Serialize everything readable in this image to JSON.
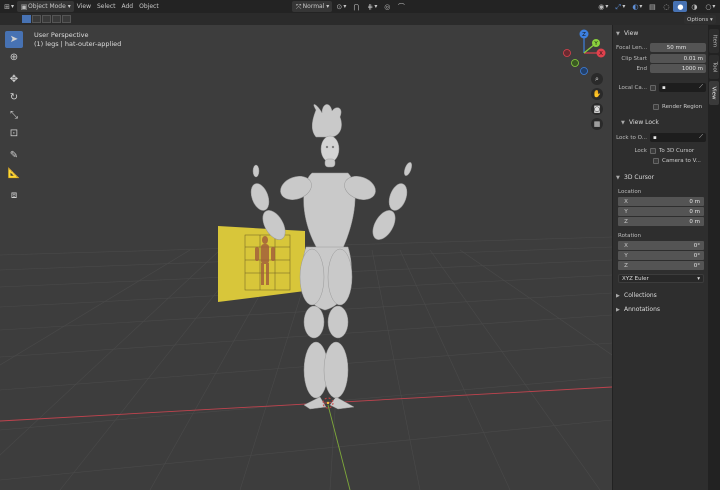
{
  "header": {
    "mode_label": "Object Mode",
    "menu": [
      "View",
      "Select",
      "Add",
      "Object"
    ],
    "orientation_label": "Normal",
    "options_label": "Options"
  },
  "viewport": {
    "perspective_label": "User Perspective",
    "object_label": "(1) legs | hat-outer-applied"
  },
  "gizmo": {
    "z": "Z",
    "y": "Y",
    "x": "X"
  },
  "sidebar": {
    "tabs": [
      "Item",
      "Tool",
      "View"
    ],
    "view": {
      "title": "View",
      "focal_label": "Focal Len...",
      "focal_value": "50 mm",
      "clip_start_label": "Clip Start",
      "clip_start_value": "0.01 m",
      "end_label": "End",
      "end_value": "1000 m",
      "local_camera_label": "Local Ca...",
      "render_region_label": "Render Region"
    },
    "view_lock": {
      "title": "View Lock",
      "lock_to_label": "Lock to O...",
      "lock_label": "Lock",
      "to_3d_cursor_label": "To 3D Cursor",
      "camera_to_view_label": "Camera to V..."
    },
    "cursor": {
      "title": "3D Cursor",
      "location_label": "Location",
      "loc": [
        {
          "axis": "X",
          "value": "0 m"
        },
        {
          "axis": "Y",
          "value": "0 m"
        },
        {
          "axis": "Z",
          "value": "0 m"
        }
      ],
      "rotation_label": "Rotation",
      "rot": [
        {
          "axis": "X",
          "value": "0°"
        },
        {
          "axis": "Y",
          "value": "0°"
        },
        {
          "axis": "Z",
          "value": "0°"
        }
      ],
      "rotation_mode": "XYZ Euler"
    },
    "collections_title": "Collections",
    "annotations_title": "Annotations"
  },
  "colors": {
    "accent": "#4772b3",
    "x_axis": "#e0414d",
    "y_axis": "#8ad23d",
    "z_axis": "#3d80e0",
    "reference_image": "#d8c63a"
  }
}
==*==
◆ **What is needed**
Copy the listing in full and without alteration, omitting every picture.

◆ **Task output**
Serialize everything readable in this image to JSON.
{
  "header": {
    "mode_label": "Object Mode",
    "menu": [
      "View",
      "Select",
      "Add",
      "Object"
    ],
    "orientation_label": "Normal",
    "options_label": "Options"
  },
  "viewport": {
    "perspective_label": "User Perspective",
    "object_label": "(1) legs | hat-outer-applied"
  },
  "gizmo": {
    "z": "Z",
    "y": "Y",
    "x": "X"
  },
  "sidebar": {
    "tabs": [
      "Item",
      "Tool",
      "View"
    ],
    "view": {
      "title": "View",
      "focal_label": "Focal Len...",
      "focal_value": "50 mm",
      "clip_start_label": "Clip Start",
      "clip_start_value": "0.01 m",
      "end_label": "End",
      "end_value": "1000 m",
      "local_camera_label": "Local Ca...",
      "render_region_label": "Render Region"
    },
    "view_lock": {
      "title": "View Lock",
      "lock_to_label": "Lock to O...",
      "lock_label": "Lock",
      "to_3d_cursor_label": "To 3D Cursor",
      "camera_to_view_label": "Camera to V..."
    },
    "cursor": {
      "title": "3D Cursor",
      "location_label": "Location",
      "loc": [
        {
          "axis": "X",
          "value": "0 m"
        },
        {
          "axis": "Y",
          "value": "0 m"
        },
        {
          "axis": "Z",
          "value": "0 m"
        }
      ],
      "rotation_label": "Rotation",
      "rot": [
        {
          "axis": "X",
          "value": "0°"
        },
        {
          "axis": "Y",
          "value": "0°"
        },
        {
          "axis": "Z",
          "value": "0°"
        }
      ],
      "rotation_mode": "XYZ Euler"
    },
    "collections_title": "Collections",
    "annotations_title": "Annotations"
  },
  "colors": {
    "accent": "#4772b3",
    "x_axis": "#e0414d",
    "y_axis": "#8ad23d",
    "z_axis": "#3d80e0",
    "reference_image": "#d8c63a"
  }
}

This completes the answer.